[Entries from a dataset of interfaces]
§

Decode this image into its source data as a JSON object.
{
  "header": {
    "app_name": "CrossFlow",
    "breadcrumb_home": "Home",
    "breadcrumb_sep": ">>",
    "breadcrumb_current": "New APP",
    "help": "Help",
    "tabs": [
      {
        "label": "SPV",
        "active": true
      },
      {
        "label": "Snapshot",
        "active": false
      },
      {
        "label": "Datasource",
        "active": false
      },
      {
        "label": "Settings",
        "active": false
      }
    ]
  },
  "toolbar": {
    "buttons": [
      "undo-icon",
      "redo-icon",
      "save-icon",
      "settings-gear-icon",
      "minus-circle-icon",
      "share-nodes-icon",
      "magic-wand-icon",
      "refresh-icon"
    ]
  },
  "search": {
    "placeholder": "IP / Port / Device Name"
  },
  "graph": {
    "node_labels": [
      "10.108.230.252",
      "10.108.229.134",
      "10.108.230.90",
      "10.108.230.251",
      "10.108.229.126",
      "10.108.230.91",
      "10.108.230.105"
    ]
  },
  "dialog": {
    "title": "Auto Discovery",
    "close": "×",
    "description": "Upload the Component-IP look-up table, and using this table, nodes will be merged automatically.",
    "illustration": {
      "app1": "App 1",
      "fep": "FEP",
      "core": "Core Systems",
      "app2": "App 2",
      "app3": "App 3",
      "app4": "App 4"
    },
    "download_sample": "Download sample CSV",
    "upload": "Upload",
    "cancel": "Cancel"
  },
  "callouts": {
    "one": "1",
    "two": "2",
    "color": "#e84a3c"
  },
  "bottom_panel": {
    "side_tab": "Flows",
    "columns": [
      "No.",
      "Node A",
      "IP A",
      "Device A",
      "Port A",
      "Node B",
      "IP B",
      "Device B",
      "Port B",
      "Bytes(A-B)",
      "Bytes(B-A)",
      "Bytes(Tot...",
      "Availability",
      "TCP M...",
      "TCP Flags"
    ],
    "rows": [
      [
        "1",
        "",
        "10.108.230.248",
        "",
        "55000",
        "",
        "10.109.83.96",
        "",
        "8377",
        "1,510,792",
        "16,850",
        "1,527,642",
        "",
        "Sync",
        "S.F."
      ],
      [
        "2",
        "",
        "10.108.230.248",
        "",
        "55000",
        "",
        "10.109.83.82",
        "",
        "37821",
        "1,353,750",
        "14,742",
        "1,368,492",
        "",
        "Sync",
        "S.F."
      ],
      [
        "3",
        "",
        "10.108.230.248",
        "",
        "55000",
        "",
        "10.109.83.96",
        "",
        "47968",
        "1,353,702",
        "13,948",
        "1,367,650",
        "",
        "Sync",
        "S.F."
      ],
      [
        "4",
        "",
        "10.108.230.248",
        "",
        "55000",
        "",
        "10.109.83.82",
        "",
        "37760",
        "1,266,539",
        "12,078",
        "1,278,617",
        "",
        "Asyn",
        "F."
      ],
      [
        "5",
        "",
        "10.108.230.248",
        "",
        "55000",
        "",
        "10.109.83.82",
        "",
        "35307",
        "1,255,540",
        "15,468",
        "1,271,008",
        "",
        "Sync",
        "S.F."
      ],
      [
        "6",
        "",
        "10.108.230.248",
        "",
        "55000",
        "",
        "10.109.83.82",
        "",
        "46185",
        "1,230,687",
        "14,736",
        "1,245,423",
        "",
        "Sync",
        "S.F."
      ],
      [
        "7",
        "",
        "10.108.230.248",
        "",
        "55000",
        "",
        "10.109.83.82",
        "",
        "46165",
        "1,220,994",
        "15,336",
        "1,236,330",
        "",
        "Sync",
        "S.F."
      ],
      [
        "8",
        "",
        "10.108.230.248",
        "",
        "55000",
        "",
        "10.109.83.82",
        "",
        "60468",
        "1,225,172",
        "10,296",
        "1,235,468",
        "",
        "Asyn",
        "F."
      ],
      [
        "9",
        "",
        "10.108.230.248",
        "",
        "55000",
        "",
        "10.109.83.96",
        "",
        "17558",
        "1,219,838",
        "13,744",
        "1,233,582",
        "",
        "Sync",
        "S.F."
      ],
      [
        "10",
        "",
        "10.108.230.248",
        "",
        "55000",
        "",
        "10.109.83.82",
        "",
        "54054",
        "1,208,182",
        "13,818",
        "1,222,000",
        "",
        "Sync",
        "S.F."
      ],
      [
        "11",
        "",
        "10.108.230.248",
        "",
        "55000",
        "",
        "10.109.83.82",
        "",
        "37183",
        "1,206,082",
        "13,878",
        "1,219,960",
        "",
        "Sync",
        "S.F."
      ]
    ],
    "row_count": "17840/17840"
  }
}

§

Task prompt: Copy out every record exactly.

Answer to the exercise:
Decode this image into its source data as a JSON object.
{
  "header": {
    "app_name": "CrossFlow",
    "breadcrumb_home": "Home",
    "breadcrumb_sep": ">>",
    "breadcrumb_current": "New APP",
    "help": "Help",
    "tabs": [
      {
        "label": "SPV",
        "active": true
      },
      {
        "label": "Snapshot",
        "active": false
      },
      {
        "label": "Datasource",
        "active": false
      },
      {
        "label": "Settings",
        "active": false
      }
    ]
  },
  "toolbar": {
    "buttons": [
      "undo-icon",
      "redo-icon",
      "save-icon",
      "settings-gear-icon",
      "minus-circle-icon",
      "share-nodes-icon",
      "magic-wand-icon",
      "refresh-icon"
    ]
  },
  "search": {
    "placeholder": "IP / Port / Device Name"
  },
  "graph": {
    "node_labels": [
      "10.108.230.252",
      "10.108.229.134",
      "10.108.230.90",
      "10.108.230.251",
      "10.108.229.126",
      "10.108.230.91",
      "10.108.230.105"
    ]
  },
  "dialog": {
    "title": "Auto Discovery",
    "close": "×",
    "description": "Upload the Component-IP look-up table, and using this table, nodes will be merged automatically.",
    "illustration": {
      "app1": "App 1",
      "fep": "FEP",
      "core": "Core Systems",
      "app2": "App 2",
      "app3": "App 3",
      "app4": "App 4"
    },
    "download_sample": "Download sample CSV",
    "upload": "Upload",
    "cancel": "Cancel"
  },
  "callouts": {
    "one": "1",
    "two": "2",
    "color": "#e84a3c"
  },
  "bottom_panel": {
    "side_tab": "Flows",
    "columns": [
      "No.",
      "Node A",
      "IP A",
      "Device A",
      "Port A",
      "Node B",
      "IP B",
      "Device B",
      "Port B",
      "Bytes(A-B)",
      "Bytes(B-A)",
      "Bytes(Tot...",
      "Availability",
      "TCP M...",
      "TCP Flags"
    ],
    "rows": [
      [
        "1",
        "",
        "10.108.230.248",
        "",
        "55000",
        "",
        "10.109.83.96",
        "",
        "8377",
        "1,510,792",
        "16,850",
        "1,527,642",
        "",
        "Sync",
        "S.F."
      ],
      [
        "2",
        "",
        "10.108.230.248",
        "",
        "55000",
        "",
        "10.109.83.82",
        "",
        "37821",
        "1,353,750",
        "14,742",
        "1,368,492",
        "",
        "Sync",
        "S.F."
      ],
      [
        "3",
        "",
        "10.108.230.248",
        "",
        "55000",
        "",
        "10.109.83.96",
        "",
        "47968",
        "1,353,702",
        "13,948",
        "1,367,650",
        "",
        "Sync",
        "S.F."
      ],
      [
        "4",
        "",
        "10.108.230.248",
        "",
        "55000",
        "",
        "10.109.83.82",
        "",
        "37760",
        "1,266,539",
        "12,078",
        "1,278,617",
        "",
        "Asyn",
        "F."
      ],
      [
        "5",
        "",
        "10.108.230.248",
        "",
        "55000",
        "",
        "10.109.83.82",
        "",
        "35307",
        "1,255,540",
        "15,468",
        "1,271,008",
        "",
        "Sync",
        "S.F."
      ],
      [
        "6",
        "",
        "10.108.230.248",
        "",
        "55000",
        "",
        "10.109.83.82",
        "",
        "46185",
        "1,230,687",
        "14,736",
        "1,245,423",
        "",
        "Sync",
        "S.F."
      ],
      [
        "7",
        "",
        "10.108.230.248",
        "",
        "55000",
        "",
        "10.109.83.82",
        "",
        "46165",
        "1,220,994",
        "15,336",
        "1,236,330",
        "",
        "Sync",
        "S.F."
      ],
      [
        "8",
        "",
        "10.108.230.248",
        "",
        "55000",
        "",
        "10.109.83.82",
        "",
        "60468",
        "1,225,172",
        "10,296",
        "1,235,468",
        "",
        "Asyn",
        "F."
      ],
      [
        "9",
        "",
        "10.108.230.248",
        "",
        "55000",
        "",
        "10.109.83.96",
        "",
        "17558",
        "1,219,838",
        "13,744",
        "1,233,582",
        "",
        "Sync",
        "S.F."
      ],
      [
        "10",
        "",
        "10.108.230.248",
        "",
        "55000",
        "",
        "10.109.83.82",
        "",
        "54054",
        "1,208,182",
        "13,818",
        "1,222,000",
        "",
        "Sync",
        "S.F."
      ],
      [
        "11",
        "",
        "10.108.230.248",
        "",
        "55000",
        "",
        "10.109.83.82",
        "",
        "37183",
        "1,206,082",
        "13,878",
        "1,219,960",
        "",
        "Sync",
        "S.F."
      ]
    ],
    "row_count": "17840/17840"
  }
}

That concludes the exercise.